There are some common refrains when looking at disasters – what did they do (a la Pat Robertson), why would god allow this (the agony of theodicy), or just how do I avoid them. Jesus is pretty clear in Luke 13:1-5. Sorry Pat Robertson, but disasters are not special judgement. That does not mean we don’t deserve them. Jesus’ answer is that it is only grace theat the whole world doesn’t get them. The entire world is that sinful. That response really answers the second – why would God allow if he was good? The answer is that a non-loving and graceful God would have destroyed everything long ago. Both of those answers are heavy on the law. They are good and true, but hard words for sinners.

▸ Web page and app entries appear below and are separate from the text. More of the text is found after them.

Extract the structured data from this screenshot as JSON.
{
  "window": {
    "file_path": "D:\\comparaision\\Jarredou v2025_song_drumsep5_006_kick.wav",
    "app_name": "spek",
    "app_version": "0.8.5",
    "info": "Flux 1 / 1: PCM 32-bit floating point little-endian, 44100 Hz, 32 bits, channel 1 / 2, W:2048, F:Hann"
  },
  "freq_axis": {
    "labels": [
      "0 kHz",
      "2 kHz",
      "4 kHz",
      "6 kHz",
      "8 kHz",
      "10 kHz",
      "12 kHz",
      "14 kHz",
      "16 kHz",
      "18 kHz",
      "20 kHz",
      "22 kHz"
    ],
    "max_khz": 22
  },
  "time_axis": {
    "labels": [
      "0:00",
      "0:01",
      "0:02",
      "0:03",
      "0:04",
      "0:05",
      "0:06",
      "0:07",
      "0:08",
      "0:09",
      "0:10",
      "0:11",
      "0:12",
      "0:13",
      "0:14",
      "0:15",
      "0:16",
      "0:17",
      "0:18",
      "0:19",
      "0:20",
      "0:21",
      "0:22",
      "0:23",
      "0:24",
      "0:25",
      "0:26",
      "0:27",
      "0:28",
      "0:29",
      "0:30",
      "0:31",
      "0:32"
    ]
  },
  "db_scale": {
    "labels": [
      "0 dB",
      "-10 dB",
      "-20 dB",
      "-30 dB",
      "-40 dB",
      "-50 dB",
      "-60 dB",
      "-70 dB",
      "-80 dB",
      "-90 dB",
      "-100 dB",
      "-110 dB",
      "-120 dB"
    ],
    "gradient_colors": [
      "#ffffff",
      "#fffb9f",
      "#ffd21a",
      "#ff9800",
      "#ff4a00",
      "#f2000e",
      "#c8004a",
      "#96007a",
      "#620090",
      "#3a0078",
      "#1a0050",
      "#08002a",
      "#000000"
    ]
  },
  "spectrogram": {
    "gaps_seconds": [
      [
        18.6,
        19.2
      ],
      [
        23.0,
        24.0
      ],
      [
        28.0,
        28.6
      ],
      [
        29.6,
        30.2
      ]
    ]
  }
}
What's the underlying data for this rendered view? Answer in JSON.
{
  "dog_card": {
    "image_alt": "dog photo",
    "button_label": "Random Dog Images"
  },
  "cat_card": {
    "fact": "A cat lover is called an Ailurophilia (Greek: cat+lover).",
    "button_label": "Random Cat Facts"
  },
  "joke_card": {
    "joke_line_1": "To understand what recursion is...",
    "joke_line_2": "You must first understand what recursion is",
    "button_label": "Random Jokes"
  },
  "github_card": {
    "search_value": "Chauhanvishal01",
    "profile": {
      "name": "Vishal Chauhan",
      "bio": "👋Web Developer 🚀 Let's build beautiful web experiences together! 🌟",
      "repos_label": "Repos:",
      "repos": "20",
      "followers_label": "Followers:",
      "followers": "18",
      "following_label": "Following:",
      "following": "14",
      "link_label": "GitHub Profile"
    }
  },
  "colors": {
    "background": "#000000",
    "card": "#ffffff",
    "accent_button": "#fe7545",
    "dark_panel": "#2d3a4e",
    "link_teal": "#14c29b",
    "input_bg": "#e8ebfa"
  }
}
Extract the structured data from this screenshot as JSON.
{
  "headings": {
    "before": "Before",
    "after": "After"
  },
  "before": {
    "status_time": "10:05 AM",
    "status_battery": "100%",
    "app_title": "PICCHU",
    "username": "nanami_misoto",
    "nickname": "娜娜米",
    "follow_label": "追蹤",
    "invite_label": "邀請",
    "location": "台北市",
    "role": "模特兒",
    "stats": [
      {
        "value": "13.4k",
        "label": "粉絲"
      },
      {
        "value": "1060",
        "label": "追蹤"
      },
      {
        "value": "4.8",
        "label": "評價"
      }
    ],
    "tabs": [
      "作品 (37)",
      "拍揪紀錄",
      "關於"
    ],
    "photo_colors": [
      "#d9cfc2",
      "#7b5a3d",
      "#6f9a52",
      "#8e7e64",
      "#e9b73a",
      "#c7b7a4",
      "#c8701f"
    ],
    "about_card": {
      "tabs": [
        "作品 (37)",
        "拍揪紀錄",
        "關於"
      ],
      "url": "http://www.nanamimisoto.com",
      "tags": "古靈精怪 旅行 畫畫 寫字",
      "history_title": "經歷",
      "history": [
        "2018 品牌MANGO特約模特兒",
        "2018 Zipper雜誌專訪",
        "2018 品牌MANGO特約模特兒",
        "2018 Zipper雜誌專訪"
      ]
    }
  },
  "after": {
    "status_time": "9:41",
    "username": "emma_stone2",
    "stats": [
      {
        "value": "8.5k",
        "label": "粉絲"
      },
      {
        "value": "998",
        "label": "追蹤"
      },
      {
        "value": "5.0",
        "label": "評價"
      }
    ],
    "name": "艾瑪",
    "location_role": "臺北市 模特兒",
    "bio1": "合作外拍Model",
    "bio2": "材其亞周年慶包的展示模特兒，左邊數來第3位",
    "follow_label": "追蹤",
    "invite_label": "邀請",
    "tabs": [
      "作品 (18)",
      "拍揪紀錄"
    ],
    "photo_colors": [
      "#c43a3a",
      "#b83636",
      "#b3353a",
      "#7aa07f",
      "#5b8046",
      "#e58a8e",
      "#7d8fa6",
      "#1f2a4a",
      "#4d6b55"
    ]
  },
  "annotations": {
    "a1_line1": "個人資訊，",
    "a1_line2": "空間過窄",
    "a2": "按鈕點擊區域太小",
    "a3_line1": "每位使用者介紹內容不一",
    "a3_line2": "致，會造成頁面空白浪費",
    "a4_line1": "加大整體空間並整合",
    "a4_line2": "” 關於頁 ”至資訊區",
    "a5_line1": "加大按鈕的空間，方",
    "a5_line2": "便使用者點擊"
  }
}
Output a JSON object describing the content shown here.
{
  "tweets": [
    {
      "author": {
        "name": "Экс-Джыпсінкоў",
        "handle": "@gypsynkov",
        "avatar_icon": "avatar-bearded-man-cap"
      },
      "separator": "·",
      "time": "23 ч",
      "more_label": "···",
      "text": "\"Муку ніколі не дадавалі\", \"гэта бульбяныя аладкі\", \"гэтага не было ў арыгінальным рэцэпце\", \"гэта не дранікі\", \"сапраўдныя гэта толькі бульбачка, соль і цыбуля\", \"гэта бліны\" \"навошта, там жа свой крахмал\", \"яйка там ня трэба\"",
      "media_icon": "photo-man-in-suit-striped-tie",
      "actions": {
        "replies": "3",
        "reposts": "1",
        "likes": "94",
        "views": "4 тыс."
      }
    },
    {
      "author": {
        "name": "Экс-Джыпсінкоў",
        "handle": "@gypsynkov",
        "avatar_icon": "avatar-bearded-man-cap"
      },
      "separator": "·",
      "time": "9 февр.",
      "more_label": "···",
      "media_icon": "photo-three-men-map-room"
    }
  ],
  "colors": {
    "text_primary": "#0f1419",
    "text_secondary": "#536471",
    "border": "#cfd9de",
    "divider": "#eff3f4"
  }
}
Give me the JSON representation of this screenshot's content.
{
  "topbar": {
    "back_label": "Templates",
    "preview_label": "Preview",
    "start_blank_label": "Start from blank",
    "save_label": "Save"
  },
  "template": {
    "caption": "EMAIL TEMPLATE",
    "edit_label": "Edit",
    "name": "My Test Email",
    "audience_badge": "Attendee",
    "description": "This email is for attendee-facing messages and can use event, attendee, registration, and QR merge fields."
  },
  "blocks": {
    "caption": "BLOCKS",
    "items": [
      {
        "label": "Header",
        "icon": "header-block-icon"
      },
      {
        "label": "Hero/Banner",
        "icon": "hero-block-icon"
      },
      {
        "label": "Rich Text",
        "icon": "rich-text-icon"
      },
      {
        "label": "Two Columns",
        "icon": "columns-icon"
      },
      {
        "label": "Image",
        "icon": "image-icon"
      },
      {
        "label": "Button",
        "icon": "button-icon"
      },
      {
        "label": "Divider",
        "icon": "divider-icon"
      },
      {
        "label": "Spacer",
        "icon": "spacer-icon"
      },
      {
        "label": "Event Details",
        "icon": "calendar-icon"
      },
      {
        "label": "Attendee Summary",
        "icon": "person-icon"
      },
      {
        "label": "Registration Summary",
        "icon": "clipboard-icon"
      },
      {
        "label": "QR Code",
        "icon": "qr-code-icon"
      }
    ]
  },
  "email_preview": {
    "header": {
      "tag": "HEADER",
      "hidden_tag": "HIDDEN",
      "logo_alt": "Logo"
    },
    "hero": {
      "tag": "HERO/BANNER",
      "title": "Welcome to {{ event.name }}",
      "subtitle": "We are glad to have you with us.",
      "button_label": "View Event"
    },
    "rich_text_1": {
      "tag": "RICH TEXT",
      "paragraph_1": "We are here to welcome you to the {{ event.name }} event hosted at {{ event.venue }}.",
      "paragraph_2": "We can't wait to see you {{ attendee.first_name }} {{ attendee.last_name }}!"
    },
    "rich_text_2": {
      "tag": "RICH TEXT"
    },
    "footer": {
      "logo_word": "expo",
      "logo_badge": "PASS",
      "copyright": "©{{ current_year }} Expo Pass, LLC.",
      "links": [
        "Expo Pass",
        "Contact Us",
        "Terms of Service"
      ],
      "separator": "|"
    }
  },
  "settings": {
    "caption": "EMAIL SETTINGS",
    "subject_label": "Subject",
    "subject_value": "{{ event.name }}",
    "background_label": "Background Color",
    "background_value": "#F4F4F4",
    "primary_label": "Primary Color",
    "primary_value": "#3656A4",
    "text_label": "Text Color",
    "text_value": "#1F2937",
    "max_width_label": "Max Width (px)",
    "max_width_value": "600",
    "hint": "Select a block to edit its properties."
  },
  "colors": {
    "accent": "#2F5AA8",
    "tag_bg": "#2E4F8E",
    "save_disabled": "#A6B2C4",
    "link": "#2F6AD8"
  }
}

The gospel is the answer to the last question – how to I avoid disaster? In this world, you really can’t. It is a fallen world that is groaning under that curse. But God came to share it with us and to redeem it. We pass through the disaster. In baptism, God pulls us through the disaster.
Putting on eternal eyes, this world is one big Haiti to God. It is one big disaster operation. And Baptism is the rescue operation. The hopeless, poor and defeated of this world, find the cure in the waters of Baptism. We die to this world, but we rise to the next through the promises of Baptism.